In general, you can expect for the vast majority of the people you cold email about your services to not respond, but don't let this discourage you. The idea behind cold emailing is to cast a very wide net. Eventually you'll get some interest, and if you play your cards right, you'll develop a long-term relationship with the client.
Business cards are a necessity for freelance drone pilots. You never know who you might run into that could benefit from your services. Having a business card to hand out that'll lead people to your online portfolio should not be underestimated.
Leaving business cards in different places is also a great idea. See this list of great places to leave business cards. This is an effortless way to lead people to your website.
Car magnets and window decals are another great way to advertise for your business. Simply driving around town with your website and contact information on your vehicle is an incredible way of getting exposure and gaining new clients. Think about how many new people would see your information each day with a decal on your back window.
Ultimately, you can't rely solely on people stumbling across your website and contacting you for your services out of the blue. Unfortunately, it simply doesn't work that way, especially when you're new to the commercial drone world. Getting widespread exposure for your business through visual marketing is a fundamental component of building a drone business.
Craigslist is an advertising medium that's often overlooked by freelance drone pilots. This website is a widely popular forum that a lot of people use to find local freelancers and other small business owners.

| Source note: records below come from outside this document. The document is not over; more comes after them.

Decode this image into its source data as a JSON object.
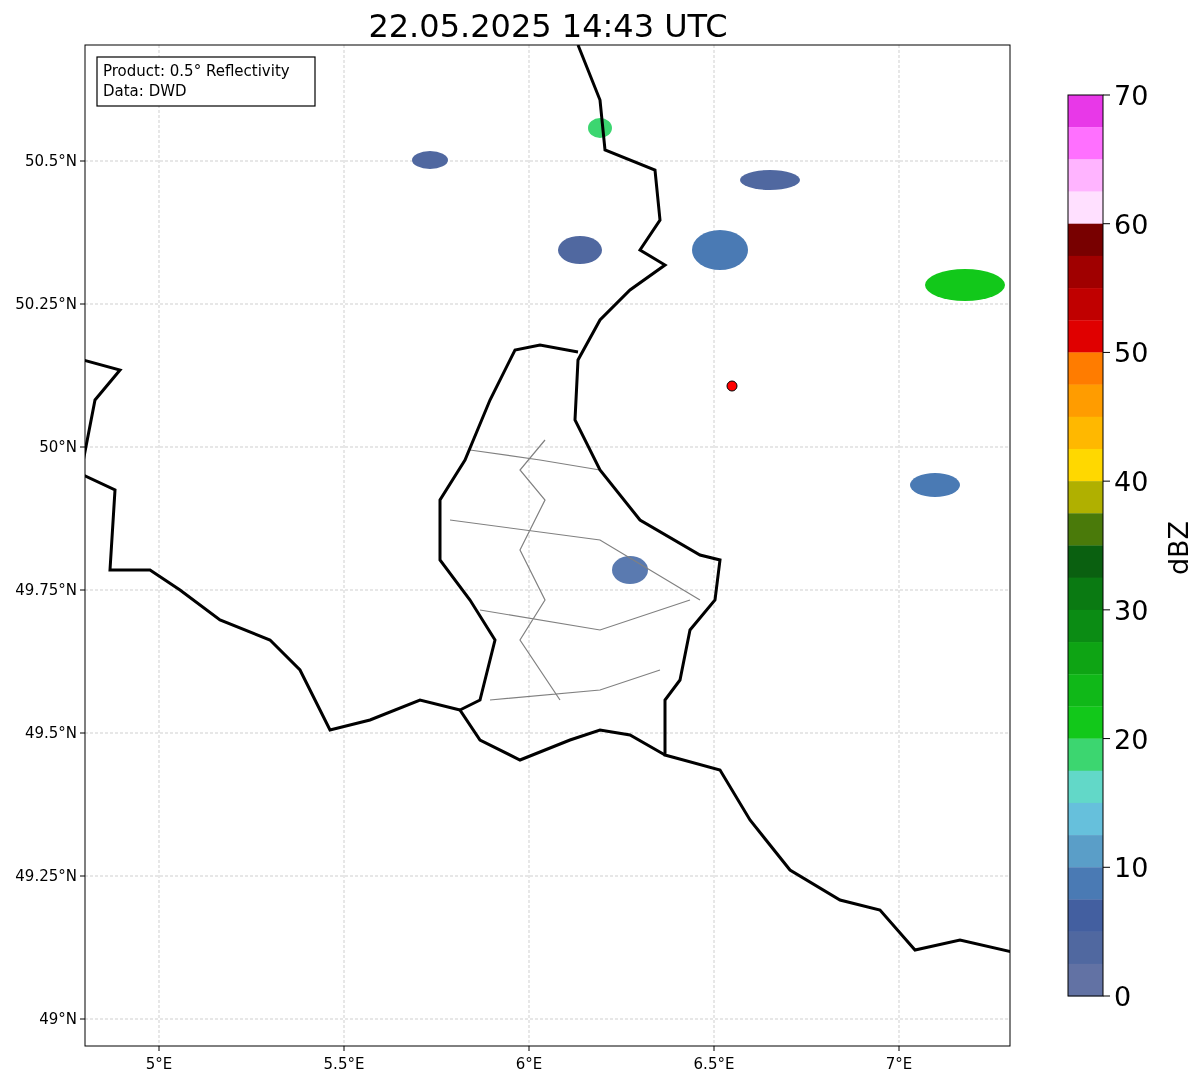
{
  "title": "22.05.2025 14:43 UTC",
  "info_box": [
    "Product: 0.5° Reflectivity",
    "Data: DWD"
  ],
  "x_ticks": [
    "5°E",
    "5.5°E",
    "6°E",
    "6.5°E",
    "7°E"
  ],
  "y_ticks": [
    "50.5°N",
    "50.25°N",
    "50°N",
    "49.75°N",
    "49.5°N",
    "49.25°N",
    "49°N"
  ],
  "colorbar": {
    "label": "dBZ",
    "ticks": [
      "70",
      "60",
      "50",
      "40",
      "30",
      "20",
      "10",
      "0"
    ],
    "bins": [
      {
        "color": "#e838e8"
      },
      {
        "color": "#ff70ff"
      },
      {
        "color": "#ffb4ff"
      },
      {
        "color": "#ffe0ff"
      },
      {
        "color": "#780000"
      },
      {
        "color": "#a00000"
      },
      {
        "color": "#c00000"
      },
      {
        "color": "#e00000"
      },
      {
        "color": "#ff7c00"
      },
      {
        "color": "#ff9c00"
      },
      {
        "color": "#ffb800"
      },
      {
        "color": "#ffd800"
      },
      {
        "color": "#b0b000"
      },
      {
        "color": "#4a7a0a"
      },
      {
        "color": "#0a6010"
      },
      {
        "color": "#0a7a12"
      },
      {
        "color": "#0b8c14"
      },
      {
        "color": "#0ea414"
      },
      {
        "color": "#10b818"
      },
      {
        "color": "#12c81a"
      },
      {
        "color": "#3cd670"
      },
      {
        "color": "#62d8c8"
      },
      {
        "color": "#66c0dc"
      },
      {
        "color": "#5a9ec8"
      },
      {
        "color": "#4a7ab4"
      },
      {
        "color": "#435fa0"
      },
      {
        "color": "#5068a0"
      },
      {
        "color": "#6272a4"
      }
    ]
  }
}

For just a few dollars each month, Craigslist allows business owners to post an advertisement for their services. This is another great way to get your drone business some local exposure.

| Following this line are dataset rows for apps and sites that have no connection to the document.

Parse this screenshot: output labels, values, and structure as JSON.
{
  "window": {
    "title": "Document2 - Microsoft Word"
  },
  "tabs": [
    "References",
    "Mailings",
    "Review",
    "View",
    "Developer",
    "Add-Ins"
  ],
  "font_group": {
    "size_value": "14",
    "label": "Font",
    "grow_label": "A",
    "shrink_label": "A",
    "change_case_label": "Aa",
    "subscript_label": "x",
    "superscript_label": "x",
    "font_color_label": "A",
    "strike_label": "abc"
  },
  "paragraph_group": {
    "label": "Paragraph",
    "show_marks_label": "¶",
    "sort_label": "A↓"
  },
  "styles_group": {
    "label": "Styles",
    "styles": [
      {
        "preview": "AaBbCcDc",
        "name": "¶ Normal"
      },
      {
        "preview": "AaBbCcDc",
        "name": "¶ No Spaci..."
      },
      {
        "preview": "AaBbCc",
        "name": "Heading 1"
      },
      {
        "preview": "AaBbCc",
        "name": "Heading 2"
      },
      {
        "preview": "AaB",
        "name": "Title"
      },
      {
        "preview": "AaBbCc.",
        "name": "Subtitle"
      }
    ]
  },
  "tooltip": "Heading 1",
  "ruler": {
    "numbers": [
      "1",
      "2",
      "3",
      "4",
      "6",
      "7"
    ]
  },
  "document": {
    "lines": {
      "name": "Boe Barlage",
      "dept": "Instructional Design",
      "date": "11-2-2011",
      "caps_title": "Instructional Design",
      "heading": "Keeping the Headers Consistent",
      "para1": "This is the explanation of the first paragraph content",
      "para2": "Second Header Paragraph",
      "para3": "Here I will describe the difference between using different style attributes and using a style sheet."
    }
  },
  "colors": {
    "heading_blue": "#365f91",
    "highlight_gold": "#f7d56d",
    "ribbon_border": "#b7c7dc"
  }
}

Becoming a freelance drone pilot is a great decision. The drone industry is booming, and drones are making their way into more industries every single day.
As you begin your career as a freelance drone pilot, keep a few things in mind:
- Abide by FAA rules and regulations along with local laws. As a business owner, always strive to do the right thing and don't cut corners.
- Go above and beyond for your clients. Going the extra mile when you don't have to is virtually always a good investment.
- Any time you fly a drone, you're acting as an ambassador for the drone community. This applies even more so when operating a drone commercially. Conduct business with a healthy respect of what could go wrong in your operations, and take the necessary measures to mitigate those risks.
- Advertise and network constantly. The more exposure you can get, the better.
- Don't forget to have fun. You're a part of a relatively small community of people that get to earn a living flying drones. Treat business like business, but have fun doing it.